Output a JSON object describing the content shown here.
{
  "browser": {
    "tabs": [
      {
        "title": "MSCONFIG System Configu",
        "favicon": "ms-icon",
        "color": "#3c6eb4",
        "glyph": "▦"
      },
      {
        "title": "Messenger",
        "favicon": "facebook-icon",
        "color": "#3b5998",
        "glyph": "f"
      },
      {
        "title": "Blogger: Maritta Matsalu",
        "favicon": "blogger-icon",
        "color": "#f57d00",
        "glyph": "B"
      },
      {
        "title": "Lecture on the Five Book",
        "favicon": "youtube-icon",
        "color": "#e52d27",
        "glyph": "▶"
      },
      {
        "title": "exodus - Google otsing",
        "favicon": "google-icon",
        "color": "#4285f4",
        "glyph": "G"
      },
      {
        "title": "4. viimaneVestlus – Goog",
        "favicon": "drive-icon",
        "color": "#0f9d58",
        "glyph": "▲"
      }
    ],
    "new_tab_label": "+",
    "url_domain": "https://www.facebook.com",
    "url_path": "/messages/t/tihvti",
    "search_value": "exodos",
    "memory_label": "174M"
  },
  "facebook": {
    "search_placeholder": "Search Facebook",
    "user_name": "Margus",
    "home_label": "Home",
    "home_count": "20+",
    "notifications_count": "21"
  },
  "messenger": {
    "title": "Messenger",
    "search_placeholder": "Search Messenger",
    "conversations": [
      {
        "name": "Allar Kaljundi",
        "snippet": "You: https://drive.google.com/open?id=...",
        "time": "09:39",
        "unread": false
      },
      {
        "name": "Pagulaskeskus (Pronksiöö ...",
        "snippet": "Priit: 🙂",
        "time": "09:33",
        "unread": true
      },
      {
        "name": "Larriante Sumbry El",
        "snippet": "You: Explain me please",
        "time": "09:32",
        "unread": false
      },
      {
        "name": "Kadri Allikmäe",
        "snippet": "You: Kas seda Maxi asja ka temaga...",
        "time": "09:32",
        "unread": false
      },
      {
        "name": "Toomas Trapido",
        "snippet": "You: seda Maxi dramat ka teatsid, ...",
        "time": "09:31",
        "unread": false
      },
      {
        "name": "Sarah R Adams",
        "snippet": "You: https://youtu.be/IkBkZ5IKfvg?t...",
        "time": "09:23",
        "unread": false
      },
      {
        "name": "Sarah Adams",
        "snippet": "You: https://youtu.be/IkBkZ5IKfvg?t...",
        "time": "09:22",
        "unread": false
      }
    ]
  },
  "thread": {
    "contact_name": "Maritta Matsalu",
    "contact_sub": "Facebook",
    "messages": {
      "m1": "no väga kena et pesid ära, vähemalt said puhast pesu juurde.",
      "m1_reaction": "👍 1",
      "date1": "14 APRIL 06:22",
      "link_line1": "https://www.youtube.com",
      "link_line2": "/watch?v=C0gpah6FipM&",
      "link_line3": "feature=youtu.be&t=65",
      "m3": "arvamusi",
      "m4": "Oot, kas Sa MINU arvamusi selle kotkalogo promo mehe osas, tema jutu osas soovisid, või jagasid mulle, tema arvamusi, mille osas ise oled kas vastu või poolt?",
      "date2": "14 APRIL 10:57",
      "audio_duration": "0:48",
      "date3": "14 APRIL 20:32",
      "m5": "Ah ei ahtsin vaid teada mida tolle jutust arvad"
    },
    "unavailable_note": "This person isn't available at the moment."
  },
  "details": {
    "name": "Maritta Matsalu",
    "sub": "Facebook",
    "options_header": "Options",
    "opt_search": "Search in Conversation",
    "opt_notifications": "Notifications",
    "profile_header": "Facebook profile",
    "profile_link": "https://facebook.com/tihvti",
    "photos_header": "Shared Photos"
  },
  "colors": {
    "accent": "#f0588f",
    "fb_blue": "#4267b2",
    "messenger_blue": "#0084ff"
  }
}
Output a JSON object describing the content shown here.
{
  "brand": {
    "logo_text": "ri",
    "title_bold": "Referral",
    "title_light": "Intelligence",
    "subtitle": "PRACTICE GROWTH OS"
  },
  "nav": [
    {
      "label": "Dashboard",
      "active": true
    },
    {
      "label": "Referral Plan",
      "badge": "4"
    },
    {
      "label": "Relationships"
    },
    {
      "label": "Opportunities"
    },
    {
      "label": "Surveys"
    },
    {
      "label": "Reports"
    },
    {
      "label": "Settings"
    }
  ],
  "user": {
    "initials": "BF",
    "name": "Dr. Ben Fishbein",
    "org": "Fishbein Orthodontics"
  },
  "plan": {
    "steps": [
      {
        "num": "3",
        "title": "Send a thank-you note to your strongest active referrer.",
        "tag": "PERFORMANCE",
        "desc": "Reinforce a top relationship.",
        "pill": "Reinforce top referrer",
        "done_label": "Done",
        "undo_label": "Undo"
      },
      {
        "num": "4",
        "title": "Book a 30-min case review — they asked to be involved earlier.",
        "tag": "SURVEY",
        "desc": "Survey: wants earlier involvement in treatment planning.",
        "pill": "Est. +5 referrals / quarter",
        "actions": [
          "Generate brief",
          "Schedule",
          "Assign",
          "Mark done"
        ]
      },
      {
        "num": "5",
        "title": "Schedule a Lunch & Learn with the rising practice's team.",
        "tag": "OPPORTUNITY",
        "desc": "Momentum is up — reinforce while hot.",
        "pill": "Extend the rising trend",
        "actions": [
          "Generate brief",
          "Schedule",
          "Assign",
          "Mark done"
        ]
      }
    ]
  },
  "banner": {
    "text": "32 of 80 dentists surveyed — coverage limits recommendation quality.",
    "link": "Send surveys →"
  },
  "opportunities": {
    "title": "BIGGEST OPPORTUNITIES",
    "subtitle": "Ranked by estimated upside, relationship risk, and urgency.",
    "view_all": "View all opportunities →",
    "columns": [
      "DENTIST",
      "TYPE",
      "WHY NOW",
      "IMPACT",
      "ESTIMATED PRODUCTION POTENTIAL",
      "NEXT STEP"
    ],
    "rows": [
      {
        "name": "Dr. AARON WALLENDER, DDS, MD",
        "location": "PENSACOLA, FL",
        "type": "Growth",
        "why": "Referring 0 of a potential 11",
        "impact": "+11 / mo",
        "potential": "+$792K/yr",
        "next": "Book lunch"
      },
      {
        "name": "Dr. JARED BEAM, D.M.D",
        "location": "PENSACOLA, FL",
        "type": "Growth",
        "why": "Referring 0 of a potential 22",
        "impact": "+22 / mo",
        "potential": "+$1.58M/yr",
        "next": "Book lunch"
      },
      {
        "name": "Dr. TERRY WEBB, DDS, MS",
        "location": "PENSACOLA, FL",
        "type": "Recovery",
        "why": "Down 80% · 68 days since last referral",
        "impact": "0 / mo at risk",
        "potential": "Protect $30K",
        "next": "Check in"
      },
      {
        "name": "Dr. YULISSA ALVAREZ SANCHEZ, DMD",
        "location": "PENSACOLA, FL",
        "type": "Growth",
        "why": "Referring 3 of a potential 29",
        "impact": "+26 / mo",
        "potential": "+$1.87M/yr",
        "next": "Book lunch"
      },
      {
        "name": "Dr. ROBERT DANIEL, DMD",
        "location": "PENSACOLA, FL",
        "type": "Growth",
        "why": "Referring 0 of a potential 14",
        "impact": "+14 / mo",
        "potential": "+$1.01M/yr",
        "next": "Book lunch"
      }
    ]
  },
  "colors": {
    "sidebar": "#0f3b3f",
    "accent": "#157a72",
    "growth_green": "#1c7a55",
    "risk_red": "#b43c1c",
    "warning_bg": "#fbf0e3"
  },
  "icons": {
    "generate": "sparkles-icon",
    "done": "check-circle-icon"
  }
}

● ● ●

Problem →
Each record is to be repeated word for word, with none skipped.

Solution for this exercise →
Output a JSON object describing the content shown here.
{
  "browser": {
    "tabs": [
      {
        "title": "MSCONFIG System Configu",
        "favicon": "ms-icon",
        "color": "#3c6eb4",
        "glyph": "▦"
      },
      {
        "title": "Messenger",
        "favicon": "facebook-icon",
        "color": "#3b5998",
        "glyph": "f"
      },
      {
        "title": "Blogger: Maritta Matsalu",
        "favicon": "blogger-icon",
        "color": "#f57d00",
        "glyph": "B"
      },
      {
        "title": "Lecture on the Five Book",
        "favicon": "youtube-icon",
        "color": "#e52d27",
        "glyph": "▶"
      },
      {
        "title": "exodus - Google otsing",
        "favicon": "google-icon",
        "color": "#4285f4",
        "glyph": "G"
      },
      {
        "title": "4. viimaneVestlus – Goog",
        "favicon": "drive-icon",
        "color": "#0f9d58",
        "glyph": "▲"
      }
    ],
    "new_tab_label": "+",
    "url_domain": "https://www.facebook.com",
    "url_path": "/messages/t/tihvti",
    "search_value": "exodos",
    "memory_label": "174M"
  },
  "facebook": {
    "search_placeholder": "Search Facebook",
    "user_name": "Margus",
    "home_label": "Home",
    "home_count": "20+",
    "notifications_count": "21"
  },
  "messenger": {
    "title": "Messenger",
    "search_placeholder": "Search Messenger",
    "conversations": [
      {
        "name": "Allar Kaljundi",
        "snippet": "You: https://drive.google.com/open?id=...",
        "time": "09:39",
        "unread": false
      },
      {
        "name": "Pagulaskeskus (Pronksiöö ...",
        "snippet": "Priit: 🙂",
        "time": "09:33",
        "unread": true
      },
      {
        "name": "Larriante Sumbry El",
        "snippet": "You: Explain me please",
        "time": "09:32",
        "unread": false
      },
      {
        "name": "Kadri Allikmäe",
        "snippet": "You: Kas seda Maxi asja ka temaga...",
        "time": "09:32",
        "unread": false
      },
      {
        "name": "Toomas Trapido",
        "snippet": "You: seda Maxi dramat ka teatsid, ...",
        "time": "09:31",
        "unread": false
      },
      {
        "name": "Sarah R Adams",
        "snippet": "You: https://youtu.be/IkBkZ5IKfvg?t...",
        "time": "09:23",
        "unread": false
      },
      {
        "name": "Sarah Adams",
        "snippet": "You: https://youtu.be/IkBkZ5IKfvg?t...",
        "time": "09:22",
        "unread": false
      }
    ]
  },
  "thread": {
    "contact_name": "Maritta Matsalu",
    "contact_sub": "Facebook",
    "messages": {
      "m1": "no väga kena et pesid ära, vähemalt said puhast pesu juurde.",
      "m1_reaction": "👍 1",
      "date1": "14 APRIL 06:22",
      "link_line1": "https://www.youtube.com",
      "link_line2": "/watch?v=C0gpah6FipM&",
      "link_line3": "feature=youtu.be&t=65",
      "m3": "arvamusi",
      "m4": "Oot, kas Sa MINU arvamusi selle kotkalogo promo mehe osas, tema jutu osas soovisid, või jagasid mulle, tema arvamusi, mille osas ise oled kas vastu või poolt?",
      "date2": "14 APRIL 10:57",
      "audio_duration": "0:48",
      "date3": "14 APRIL 20:32",
      "m5": "Ah ei ahtsin vaid teada mida tolle jutust arvad"
    },
    "unavailable_note": "This person isn't available at the moment."
  },
  "details": {
    "name": "Maritta Matsalu",
    "sub": "Facebook",
    "options_header": "Options",
    "opt_search": "Search in Conversation",
    "opt_notifications": "Notifications",
    "profile_header": "Facebook profile",
    "profile_link": "https://facebook.com/tihvti",
    "photos_header": "Shared Photos"
  },
  "colors": {
    "accent": "#f0588f",
    "fb_blue": "#4267b2",
    "messenger_blue": "#0084ff"
  }
}
Output a JSON object describing the content shown here.
{
  "brand": {
    "logo_text": "ri",
    "title_bold": "Referral",
    "title_light": "Intelligence",
    "subtitle": "PRACTICE GROWTH OS"
  },
  "nav": [
    {
      "label": "Dashboard",
      "active": true
    },
    {
      "label": "Referral Plan",
      "badge": "4"
    },
    {
      "label": "Relationships"
    },
    {
      "label": "Opportunities"
    },
    {
      "label": "Surveys"
    },
    {
      "label": "Reports"
    },
    {
      "label": "Settings"
    }
  ],
  "user": {
    "initials": "BF",
    "name": "Dr. Ben Fishbein",
    "org": "Fishbein Orthodontics"
  },
  "plan": {
    "steps": [
      {
        "num": "3",
        "title": "Send a thank-you note to your strongest active referrer.",
        "tag": "PERFORMANCE",
        "desc": "Reinforce a top relationship.",
        "pill": "Reinforce top referrer",
        "done_label": "Done",
        "undo_label": "Undo"
      },
      {
        "num": "4",
        "title": "Book a 30-min case review — they asked to be involved earlier.",
        "tag": "SURVEY",
        "desc": "Survey: wants earlier involvement in treatment planning.",
        "pill": "Est. +5 referrals / quarter",
        "actions": [
          "Generate brief",
          "Schedule",
          "Assign",
          "Mark done"
        ]
      },
      {
        "num": "5",
        "title": "Schedule a Lunch & Learn with the rising practice's team.",
        "tag": "OPPORTUNITY",
        "desc": "Momentum is up — reinforce while hot.",
        "pill": "Extend the rising trend",
        "actions": [
          "Generate brief",
          "Schedule",
          "Assign",
          "Mark done"
        ]
      }
    ]
  },
  "banner": {
    "text": "32 of 80 dentists surveyed — coverage limits recommendation quality.",
    "link": "Send surveys →"
  },
  "opportunities": {
    "title": "BIGGEST OPPORTUNITIES",
    "subtitle": "Ranked by estimated upside, relationship risk, and urgency.",
    "view_all": "View all opportunities →",
    "columns": [
      "DENTIST",
      "TYPE",
      "WHY NOW",
      "IMPACT",
      "ESTIMATED PRODUCTION POTENTIAL",
      "NEXT STEP"
    ],
    "rows": [
      {
        "name": "Dr. AARON WALLENDER, DDS, MD",
        "location": "PENSACOLA, FL",
        "type": "Growth",
        "why": "Referring 0 of a potential 11",
        "impact": "+11 / mo",
        "potential": "+$792K/yr",
        "next": "Book lunch"
      },
      {
        "name": "Dr. JARED BEAM, D.M.D",
        "location": "PENSACOLA, FL",
        "type": "Growth",
        "why": "Referring 0 of a potential 22",
        "impact": "+22 / mo",
        "potential": "+$1.58M/yr",
        "next": "Book lunch"
      },
      {
        "name": "Dr. TERRY WEBB, DDS, MS",
        "location": "PENSACOLA, FL",
        "type": "Recovery",
        "why": "Down 80% · 68 days since last referral",
        "impact": "0 / mo at risk",
        "potential": "Protect $30K",
        "next": "Check in"
      },
      {
        "name": "Dr. YULISSA ALVAREZ SANCHEZ, DMD",
        "location": "PENSACOLA, FL",
        "type": "Growth",
        "why": "Referring 3 of a potential 29",
        "impact": "+26 / mo",
        "potential": "+$1.87M/yr",
        "next": "Book lunch"
      },
      {
        "name": "Dr. ROBERT DANIEL, DMD",
        "location": "PENSACOLA, FL",
        "type": "Growth",
        "why": "Referring 0 of a potential 14",
        "impact": "+14 / mo",
        "potential": "+$1.01M/yr",
        "next": "Book lunch"
      }
    ]
  },
  "colors": {
    "sidebar": "#0f3b3f",
    "accent": "#157a72",
    "growth_green": "#1c7a55",
    "risk_red": "#b43c1c",
    "warning_bg": "#fbf0e3"
  },
  "icons": {
    "generate": "sparkles-icon",
    "done": "check-circle-icon"
  }
}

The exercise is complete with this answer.